EXERCISE DESCRIPTION => Retype every record exactly. Leave the pictures out.

Dataset excerpts
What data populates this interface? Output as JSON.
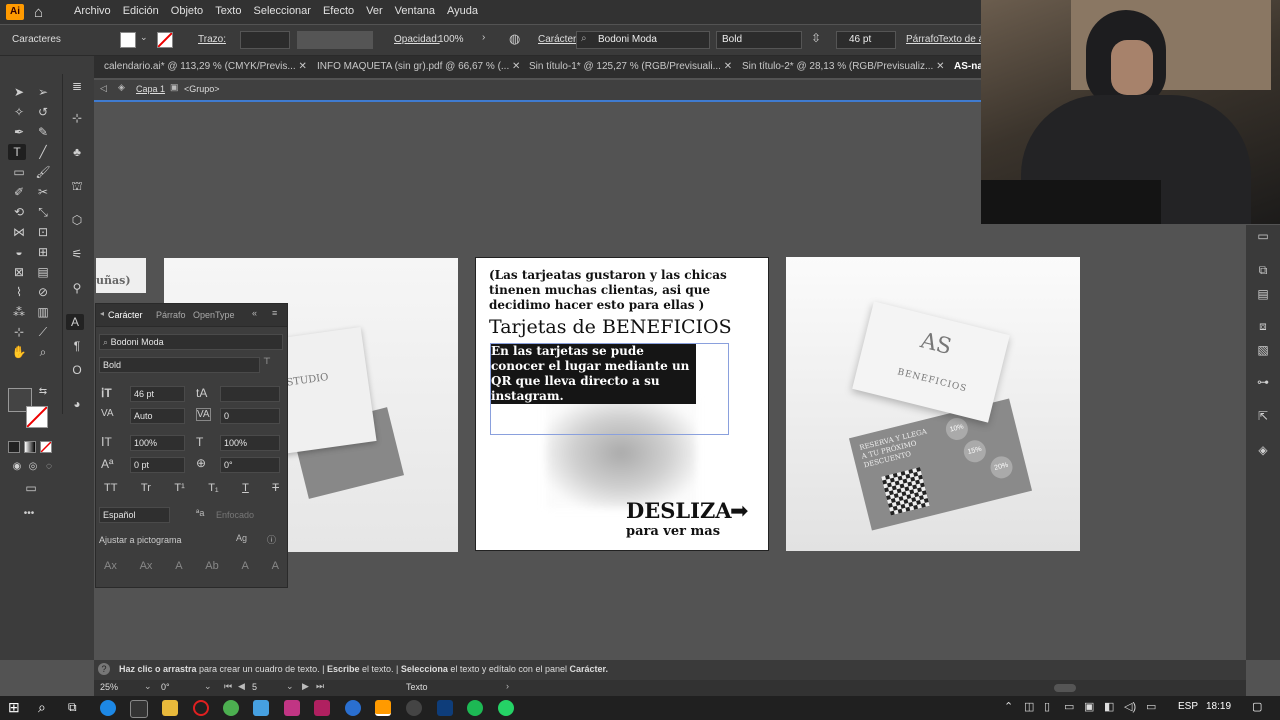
{
  "app": {
    "logo_text": "Ai",
    "accent": "#ff9a00"
  },
  "menu": [
    "Archivo",
    "Edición",
    "Objeto",
    "Texto",
    "Seleccionar",
    "Efecto",
    "Ver",
    "Ventana",
    "Ayuda"
  ],
  "control_bar": {
    "panel_label": "Caracteres",
    "stroke_label": "Trazo:",
    "opacity_label": "Opacidad:",
    "opacity_value": "100%",
    "character_label": "Carácter:",
    "font_family": "Bodoni Moda",
    "font_style": "Bold",
    "font_size": "46 pt",
    "paragraph_label": "Párrafo",
    "text_area_label": "Texto de ár"
  },
  "tabs": [
    "calendario.ai* @ 113,29 % (CMYK/Previs...",
    "INFO MAQUETA (sin gr).pdf @ 66,67 % (...",
    "Sin título-1* @ 125,27 % (RGB/Previsuali...",
    "Sin título-2* @ 28,13 % (RGB/Previsualiz...",
    "AS-na"
  ],
  "breadcrumb": {
    "layer": "Capa 1",
    "group": "<Grupo>"
  },
  "artboards": {
    "left_partial_text": "uñas)",
    "left_card_text": "STUDIO",
    "center": {
      "intro": "(Las tarjeatas gustaron y las chicas tinenen muchas clientas, asi que decidimo hacer esto para ellas )",
      "title": "Tarjetas de BENEFICIOS",
      "body": "En las tarjetas se pude conocer el lugar mediante un QR que lleva directo a su instagram.",
      "cta": "DESLIZA",
      "cta_arrow": "➡",
      "cta_sub": "para ver mas"
    },
    "right": {
      "card_logo": "AS",
      "card_title": "BENEFICIOS",
      "stamp_text": "RESERVA Y LLEGA A TU PRÓXIMO DESCUENTO",
      "badge_10": "10%",
      "badge_15": "15%",
      "badge_20": "20%"
    }
  },
  "char_panel": {
    "tabs": [
      "Carácter",
      "Párrafo",
      "OpenType"
    ],
    "font_family": "Bodoni Moda",
    "font_style": "Bold",
    "size": "46 pt",
    "leading": "",
    "kerning": "Auto",
    "tracking": "0",
    "vscale": "100%",
    "hscale": "100%",
    "baseline": "0 pt",
    "rotation": "0°",
    "caps_buttons": [
      "TT",
      "Tr",
      "T¹",
      "T₁",
      "T",
      "T"
    ],
    "language": "Español",
    "antialias": "Enfocado",
    "snap_label": "Ajustar a pictograma",
    "glyph_buttons": [
      "Ax",
      "Ax",
      "A",
      "Ab",
      "A",
      "A"
    ]
  },
  "status": {
    "hint_1": "Haz clic o arrastra",
    "hint_2": " para crear un cuadro de texto. | ",
    "hint_3": "Escribe",
    "hint_4": " el texto. | ",
    "hint_5": "Selecciona",
    "hint_6": " el texto y edítalo con el panel ",
    "hint_7": "Carácter."
  },
  "bottom_bar": {
    "zoom": "25%",
    "rotation": "0°",
    "artboard": "5",
    "mode": "Texto"
  },
  "taskbar": {
    "lang": "ESP",
    "time": "18:19"
  }
}
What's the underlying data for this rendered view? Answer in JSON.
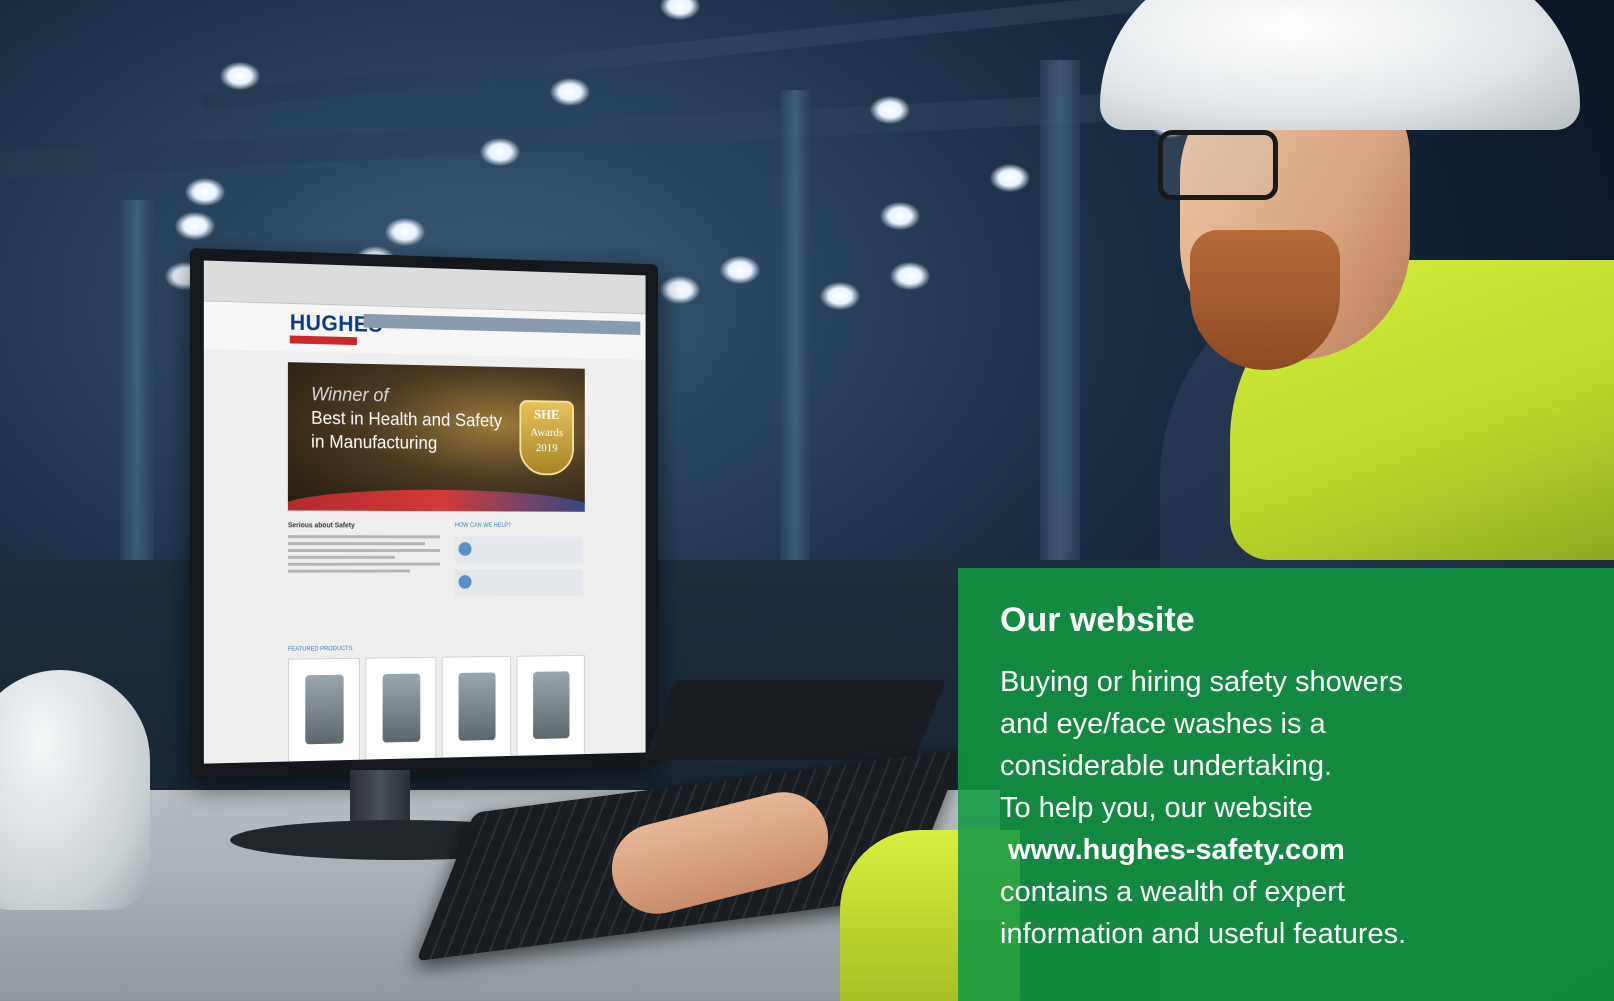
{
  "site_screen": {
    "logo": "HUGHES",
    "hero_line1": "Winner of",
    "hero_line2": "Best in Health and Safety",
    "hero_line3": "in Manufacturing",
    "badge_she": "SHE",
    "badge_awards": "Awards",
    "badge_year": "2019",
    "content_heading": "Serious about Safety",
    "help_heading": "HOW CAN WE HELP?",
    "products_heading": "FEATURED PRODUCTS"
  },
  "info_panel": {
    "title": "Our website",
    "body_lines": [
      "Buying or hiring safety showers",
      "and eye/face washes is a",
      "considerable undertaking.",
      "To help you, our website"
    ],
    "link": "www.hughes-safety.com",
    "closing_lines": [
      "contains a wealth of expert",
      "information and useful features."
    ],
    "background_color": "#129942"
  }
}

OUTPUT =>
What data populates this interface? Output as JSON.
{
  "app": {
    "logo_text": "Ai",
    "accent": "#ff9a00"
  },
  "menu": [
    "Archivo",
    "Edición",
    "Objeto",
    "Texto",
    "Seleccionar",
    "Efecto",
    "Ver",
    "Ventana",
    "Ayuda"
  ],
  "control_bar": {
    "panel_label": "Caracteres",
    "stroke_label": "Trazo:",
    "opacity_label": "Opacidad:",
    "opacity_value": "100%",
    "character_label": "Carácter:",
    "font_family": "Bodoni Moda",
    "font_style": "Bold",
    "font_size": "46 pt",
    "paragraph_label": "Párrafo",
    "text_area_label": "Texto de ár"
  },
  "tabs": [
    "calendario.ai* @ 113,29 % (CMYK/Previs...",
    "INFO MAQUETA (sin gr).pdf @ 66,67 % (...",
    "Sin título-1* @ 125,27 % (RGB/Previsuali...",
    "Sin título-2* @ 28,13 % (RGB/Previsualiz...",
    "AS-na"
  ],
  "breadcrumb": {
    "layer": "Capa 1",
    "group": "<Grupo>"
  },
  "artboards": {
    "left_partial_text": "uñas)",
    "left_card_text": "STUDIO",
    "center": {
      "intro": "(Las tarjeatas gustaron y las chicas tinenen muchas clientas, asi que decidimo hacer esto para ellas )",
      "title": "Tarjetas de BENEFICIOS",
      "body": "En las tarjetas se pude conocer el lugar mediante un QR que lleva directo a su instagram.",
      "cta": "DESLIZA",
      "cta_arrow": "➡",
      "cta_sub": "para ver mas"
    },
    "right": {
      "card_logo": "AS",
      "card_title": "BENEFICIOS",
      "stamp_text": "RESERVA Y LLEGA A TU PRÓXIMO DESCUENTO",
      "badge_10": "10%",
      "badge_15": "15%",
      "badge_20": "20%"
    }
  },
  "char_panel": {
    "tabs": [
      "Carácter",
      "Párrafo",
      "OpenType"
    ],
    "font_family": "Bodoni Moda",
    "font_style": "Bold",
    "size": "46 pt",
    "leading": "",
    "kerning": "Auto",
    "tracking": "0",
    "vscale": "100%",
    "hscale": "100%",
    "baseline": "0 pt",
    "rotation": "0°",
    "caps_buttons": [
      "TT",
      "Tr",
      "T¹",
      "T₁",
      "T",
      "T"
    ],
    "language": "Español",
    "antialias": "Enfocado",
    "snap_label": "Ajustar a pictograma",
    "glyph_buttons": [
      "Ax",
      "Ax",
      "A",
      "Ab",
      "A",
      "A"
    ]
  },
  "status": {
    "hint_1": "Haz clic o arrastra",
    "hint_2": " para crear un cuadro de texto. | ",
    "hint_3": "Escribe",
    "hint_4": " el texto. | ",
    "hint_5": "Selecciona",
    "hint_6": " el texto y edítalo con el panel ",
    "hint_7": "Carácter."
  },
  "bottom_bar": {
    "zoom": "25%",
    "rotation": "0°",
    "artboard": "5",
    "mode": "Texto"
  },
  "taskbar": {
    "lang": "ESP",
    "time": "18:19"
  }
}
What's the underlying data for this rendered view? Answer in JSON.
{
  "site_screen": {
    "logo": "HUGHES",
    "hero_line1": "Winner of",
    "hero_line2": "Best in Health and Safety",
    "hero_line3": "in Manufacturing",
    "badge_she": "SHE",
    "badge_awards": "Awards",
    "badge_year": "2019",
    "content_heading": "Serious about Safety",
    "help_heading": "HOW CAN WE HELP?",
    "products_heading": "FEATURED PRODUCTS"
  },
  "info_panel": {
    "title": "Our website",
    "body_lines": [
      "Buying or hiring safety showers",
      "and eye/face washes is a",
      "considerable undertaking.",
      "To help you, our website"
    ],
    "link": "www.hughes-safety.com",
    "closing_lines": [
      "contains a wealth of expert",
      "information and useful features."
    ],
    "background_color": "#129942"
  }
}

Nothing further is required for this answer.